◆ What is required: Across all of the records below, determine the number of lines containing the string "mars"; reply with that number only.

------ Records provided

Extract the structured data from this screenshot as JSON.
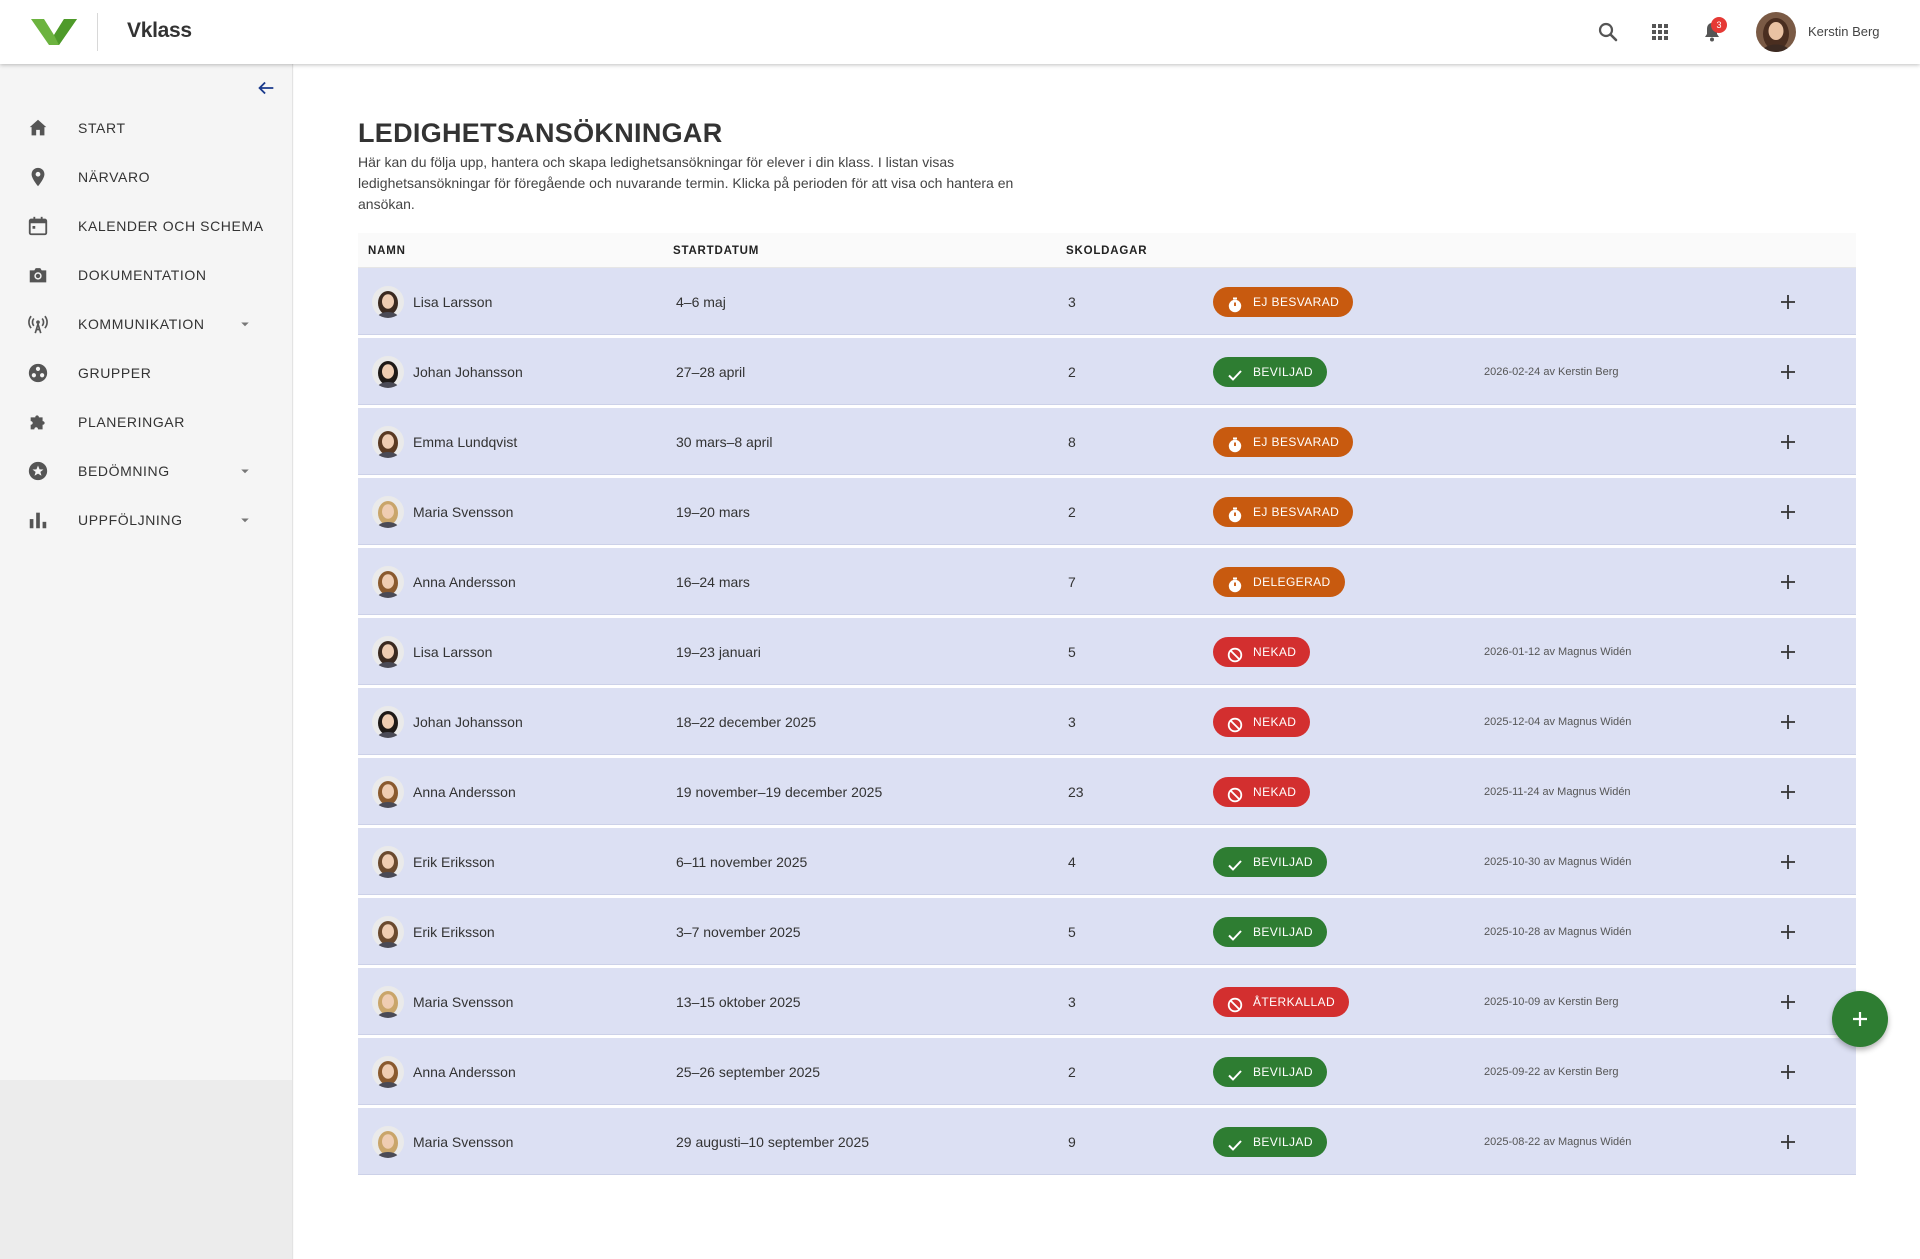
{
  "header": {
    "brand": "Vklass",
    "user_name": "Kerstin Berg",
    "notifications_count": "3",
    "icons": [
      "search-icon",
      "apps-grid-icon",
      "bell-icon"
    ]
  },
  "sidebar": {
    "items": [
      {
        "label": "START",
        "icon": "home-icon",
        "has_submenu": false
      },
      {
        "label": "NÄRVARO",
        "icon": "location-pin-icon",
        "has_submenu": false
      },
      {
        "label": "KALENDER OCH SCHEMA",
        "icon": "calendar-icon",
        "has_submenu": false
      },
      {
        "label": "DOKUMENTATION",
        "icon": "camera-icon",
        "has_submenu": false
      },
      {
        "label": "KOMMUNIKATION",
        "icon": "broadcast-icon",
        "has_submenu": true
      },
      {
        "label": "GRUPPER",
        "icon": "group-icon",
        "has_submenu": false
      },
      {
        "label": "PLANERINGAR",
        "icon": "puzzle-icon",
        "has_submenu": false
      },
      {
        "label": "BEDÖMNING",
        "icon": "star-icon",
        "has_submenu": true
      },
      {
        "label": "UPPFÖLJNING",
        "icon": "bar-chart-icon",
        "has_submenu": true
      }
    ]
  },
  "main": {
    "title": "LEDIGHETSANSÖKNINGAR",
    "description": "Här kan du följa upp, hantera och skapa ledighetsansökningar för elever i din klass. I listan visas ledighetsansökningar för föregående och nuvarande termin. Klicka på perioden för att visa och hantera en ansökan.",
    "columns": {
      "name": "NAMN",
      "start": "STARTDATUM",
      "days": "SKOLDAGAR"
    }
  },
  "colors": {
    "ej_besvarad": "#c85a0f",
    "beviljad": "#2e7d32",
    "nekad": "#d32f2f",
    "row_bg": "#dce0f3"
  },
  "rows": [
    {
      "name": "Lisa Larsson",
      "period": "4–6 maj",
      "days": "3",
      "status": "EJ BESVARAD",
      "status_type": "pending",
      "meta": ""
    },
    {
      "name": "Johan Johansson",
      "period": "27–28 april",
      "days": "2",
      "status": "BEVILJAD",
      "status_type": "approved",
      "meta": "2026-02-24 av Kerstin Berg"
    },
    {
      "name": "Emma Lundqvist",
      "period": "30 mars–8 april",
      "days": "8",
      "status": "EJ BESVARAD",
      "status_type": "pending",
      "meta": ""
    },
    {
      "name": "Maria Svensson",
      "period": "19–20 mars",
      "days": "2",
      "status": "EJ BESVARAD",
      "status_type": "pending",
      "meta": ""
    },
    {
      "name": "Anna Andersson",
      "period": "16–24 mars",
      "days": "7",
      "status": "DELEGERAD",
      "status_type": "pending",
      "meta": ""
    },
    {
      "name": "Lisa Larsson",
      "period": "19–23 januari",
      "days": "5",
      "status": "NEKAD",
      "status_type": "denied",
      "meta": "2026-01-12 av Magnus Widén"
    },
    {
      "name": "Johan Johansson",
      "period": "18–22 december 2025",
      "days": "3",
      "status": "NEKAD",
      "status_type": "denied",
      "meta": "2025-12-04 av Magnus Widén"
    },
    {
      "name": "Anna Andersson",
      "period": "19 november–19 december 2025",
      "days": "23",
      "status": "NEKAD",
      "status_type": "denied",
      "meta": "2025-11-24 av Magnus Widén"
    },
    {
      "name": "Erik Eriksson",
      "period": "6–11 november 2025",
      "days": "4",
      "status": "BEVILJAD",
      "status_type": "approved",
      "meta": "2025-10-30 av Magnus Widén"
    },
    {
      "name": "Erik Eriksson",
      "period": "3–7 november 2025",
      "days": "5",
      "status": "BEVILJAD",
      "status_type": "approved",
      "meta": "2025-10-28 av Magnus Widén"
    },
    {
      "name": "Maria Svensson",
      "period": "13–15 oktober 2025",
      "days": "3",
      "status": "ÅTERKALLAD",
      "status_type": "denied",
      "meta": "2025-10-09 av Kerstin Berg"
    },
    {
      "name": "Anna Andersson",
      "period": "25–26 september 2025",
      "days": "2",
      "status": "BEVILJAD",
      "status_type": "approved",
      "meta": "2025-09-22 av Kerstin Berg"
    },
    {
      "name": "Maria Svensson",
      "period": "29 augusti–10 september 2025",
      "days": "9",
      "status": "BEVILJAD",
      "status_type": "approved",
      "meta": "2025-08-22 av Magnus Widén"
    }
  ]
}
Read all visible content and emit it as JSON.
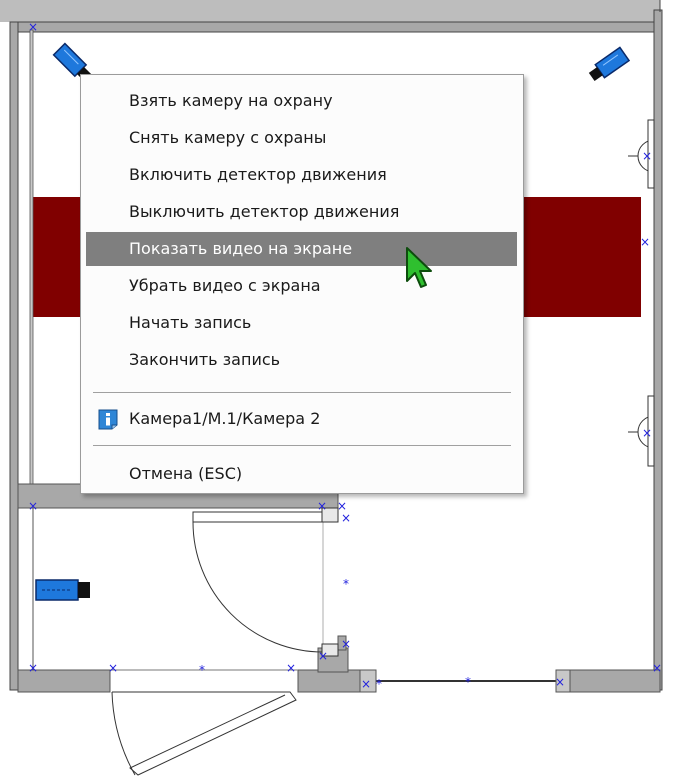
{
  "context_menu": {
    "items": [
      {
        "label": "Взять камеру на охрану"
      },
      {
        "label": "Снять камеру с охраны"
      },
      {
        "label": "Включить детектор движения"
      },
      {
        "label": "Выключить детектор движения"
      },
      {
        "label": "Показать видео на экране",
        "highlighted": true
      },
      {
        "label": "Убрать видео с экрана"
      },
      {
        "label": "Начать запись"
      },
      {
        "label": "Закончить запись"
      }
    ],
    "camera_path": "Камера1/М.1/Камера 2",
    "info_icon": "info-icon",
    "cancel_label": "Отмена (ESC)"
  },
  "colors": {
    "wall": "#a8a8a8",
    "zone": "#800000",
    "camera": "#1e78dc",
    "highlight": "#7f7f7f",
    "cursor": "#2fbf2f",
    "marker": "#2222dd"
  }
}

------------

◆ Solution: 3